Galileo said, “Wine is sunlight, held together with water,” and the famed 16th century Italian’s notion perfectly describes a recent summertime visit my husband and I made to Rosemary Vineyard in Ryde.
Located on the outskirts of town, the vineyard is an easy walk due south of Ryde St John’s Road station (but there’s plenty of parking at the vineyard if you decide to drive). You’ll find yourself ambling through a local neighbourhood that boasts an impressive and fecund allotment. Next you’ll enter a grassy, wooded area that is the perfect prelude to the fields of grapevines that will follow. Lovely dappled light broke through the trees on our recent walk to vineyard making the journey every bit as pleasant as the destination.
Planted in 1986 and covering over 30 acres, Rosemary is one of the largest producers of English wine. That said, this idyllic setting put me in mind of past visits to the South of France and California wine country. Even without the added bonus of wine, this is a stunning stretch of green and pleasant land, as beautiful as any blue and beach-y coastal area the Isle of Wight has to offer.
Along with the planting fields, the estate includes the winery itself, a cafe and a shop. The friendly, well-informed staff are always on hand to offer free tastings of the beverages made and bottled at Rosemary vineyard – not only wine but ciders and juice, fruit liquors and sparkling Brut. If you’re a wine novice like me, this is a great place to discover your personal taste for grape. I’m partial to The Vineyard’s Rose, not too sweet and not too dry, it’s the perfect summer barbecue tipple.
When you visit the vineyard be sure to take the tiny tour if it’s offered. This pocket presentation won’t take long but is highly informative and wildly interesting. Harvesting, pressing, clarification, ageing and bottling; the brief but engaging tour takes you from grape to glass.
Along with the wines, I thoroughly enjoyed the non-alcoholic apple juice. Crisp but not overly sweet, for me this is a real thirst quencher. Sure, it’s available at local shops across the island but purchasing 2 bottles at the source made it somehow all the more delicious when I poured it over ice at home. Indeed, our walk home from the vineyard was underscored by the unintentional music of glass bottles bumping about inside my trusty rucksack.

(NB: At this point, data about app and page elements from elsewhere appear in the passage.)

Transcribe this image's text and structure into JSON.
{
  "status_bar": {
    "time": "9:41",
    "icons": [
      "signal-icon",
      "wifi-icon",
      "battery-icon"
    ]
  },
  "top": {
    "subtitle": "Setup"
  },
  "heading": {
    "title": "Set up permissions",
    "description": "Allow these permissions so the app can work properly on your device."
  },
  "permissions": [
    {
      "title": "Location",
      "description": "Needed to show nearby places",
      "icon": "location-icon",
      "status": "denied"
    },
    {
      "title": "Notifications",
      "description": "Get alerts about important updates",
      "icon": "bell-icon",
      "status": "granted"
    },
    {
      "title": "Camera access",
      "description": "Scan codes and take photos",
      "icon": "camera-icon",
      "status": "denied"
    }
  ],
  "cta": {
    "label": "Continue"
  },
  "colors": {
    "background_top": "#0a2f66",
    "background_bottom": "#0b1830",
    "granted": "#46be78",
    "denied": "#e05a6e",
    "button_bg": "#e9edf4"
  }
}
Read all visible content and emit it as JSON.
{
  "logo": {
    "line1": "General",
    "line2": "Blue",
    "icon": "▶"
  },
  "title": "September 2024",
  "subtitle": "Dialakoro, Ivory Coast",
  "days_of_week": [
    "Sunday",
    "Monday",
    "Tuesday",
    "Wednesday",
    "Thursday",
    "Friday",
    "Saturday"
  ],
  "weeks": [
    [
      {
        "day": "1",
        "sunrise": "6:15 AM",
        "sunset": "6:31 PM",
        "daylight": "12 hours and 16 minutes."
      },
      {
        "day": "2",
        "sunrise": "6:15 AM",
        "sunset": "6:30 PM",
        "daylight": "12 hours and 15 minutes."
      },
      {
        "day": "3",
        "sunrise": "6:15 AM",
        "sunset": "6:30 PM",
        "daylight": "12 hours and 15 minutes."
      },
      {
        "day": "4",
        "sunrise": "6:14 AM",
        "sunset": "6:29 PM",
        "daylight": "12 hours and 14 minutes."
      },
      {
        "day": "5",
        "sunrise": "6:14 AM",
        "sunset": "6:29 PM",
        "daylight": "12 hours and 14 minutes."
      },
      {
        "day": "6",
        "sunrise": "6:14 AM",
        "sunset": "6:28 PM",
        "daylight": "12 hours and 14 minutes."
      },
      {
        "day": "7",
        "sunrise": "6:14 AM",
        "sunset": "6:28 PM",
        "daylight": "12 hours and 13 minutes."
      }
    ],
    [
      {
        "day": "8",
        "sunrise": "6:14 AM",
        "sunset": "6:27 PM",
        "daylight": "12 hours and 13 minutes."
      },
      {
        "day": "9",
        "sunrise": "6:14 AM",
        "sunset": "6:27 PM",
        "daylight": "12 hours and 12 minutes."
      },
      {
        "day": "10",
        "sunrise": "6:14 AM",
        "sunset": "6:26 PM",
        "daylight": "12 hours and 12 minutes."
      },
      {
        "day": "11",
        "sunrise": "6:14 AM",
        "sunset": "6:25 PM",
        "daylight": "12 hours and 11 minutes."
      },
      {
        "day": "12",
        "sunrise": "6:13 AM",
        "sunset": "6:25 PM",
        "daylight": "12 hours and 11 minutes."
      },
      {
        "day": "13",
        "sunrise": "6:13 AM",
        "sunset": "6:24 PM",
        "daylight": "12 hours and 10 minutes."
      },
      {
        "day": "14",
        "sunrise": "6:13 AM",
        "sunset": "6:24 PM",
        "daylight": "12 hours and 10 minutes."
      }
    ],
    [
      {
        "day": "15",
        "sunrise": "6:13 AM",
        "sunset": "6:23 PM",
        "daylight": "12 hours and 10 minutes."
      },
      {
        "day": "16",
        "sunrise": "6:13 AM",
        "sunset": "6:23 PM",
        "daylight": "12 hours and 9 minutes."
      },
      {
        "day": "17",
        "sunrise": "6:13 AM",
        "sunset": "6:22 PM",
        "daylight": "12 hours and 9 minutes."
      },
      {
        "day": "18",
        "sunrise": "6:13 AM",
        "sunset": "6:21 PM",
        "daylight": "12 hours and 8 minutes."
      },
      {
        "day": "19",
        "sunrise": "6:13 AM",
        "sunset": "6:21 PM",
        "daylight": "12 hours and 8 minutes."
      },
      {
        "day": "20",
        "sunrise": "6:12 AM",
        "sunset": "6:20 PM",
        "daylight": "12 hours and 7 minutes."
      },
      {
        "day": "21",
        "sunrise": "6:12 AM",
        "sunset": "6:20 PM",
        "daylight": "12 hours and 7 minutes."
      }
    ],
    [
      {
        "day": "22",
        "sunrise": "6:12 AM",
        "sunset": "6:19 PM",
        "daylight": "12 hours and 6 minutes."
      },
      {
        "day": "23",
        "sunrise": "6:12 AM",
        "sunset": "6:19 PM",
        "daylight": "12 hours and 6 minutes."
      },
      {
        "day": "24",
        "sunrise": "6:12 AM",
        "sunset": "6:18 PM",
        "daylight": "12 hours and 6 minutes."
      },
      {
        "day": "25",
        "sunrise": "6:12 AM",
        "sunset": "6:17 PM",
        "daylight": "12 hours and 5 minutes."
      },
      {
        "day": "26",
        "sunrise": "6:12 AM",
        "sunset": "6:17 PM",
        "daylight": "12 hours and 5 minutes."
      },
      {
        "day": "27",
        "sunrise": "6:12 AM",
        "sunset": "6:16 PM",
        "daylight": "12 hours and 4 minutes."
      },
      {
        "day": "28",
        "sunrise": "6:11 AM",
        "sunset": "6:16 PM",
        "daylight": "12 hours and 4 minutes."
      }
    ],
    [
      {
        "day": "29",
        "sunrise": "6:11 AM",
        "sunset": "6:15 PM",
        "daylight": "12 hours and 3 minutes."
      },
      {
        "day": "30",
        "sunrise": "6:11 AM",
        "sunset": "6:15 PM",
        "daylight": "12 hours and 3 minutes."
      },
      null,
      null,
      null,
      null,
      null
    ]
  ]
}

While the cafe at Rosemary’s offers a range of cakes and sandwiches, with beautiful views over the vineyard, as we were leaving what caught our eye was a clutch of tables just outside the shop – a partly shaded area that nonetheless allows for fleeting peeks of the neat rows of grapes beyond. Turns out you can buy bottles of wine and enjoy them right here, on the premises. We’re sure to retrace our steps to Rosemary’s Vineyard in the coming weeks because outside of my own garden I can think of no better place to sip “sunlight held together with water".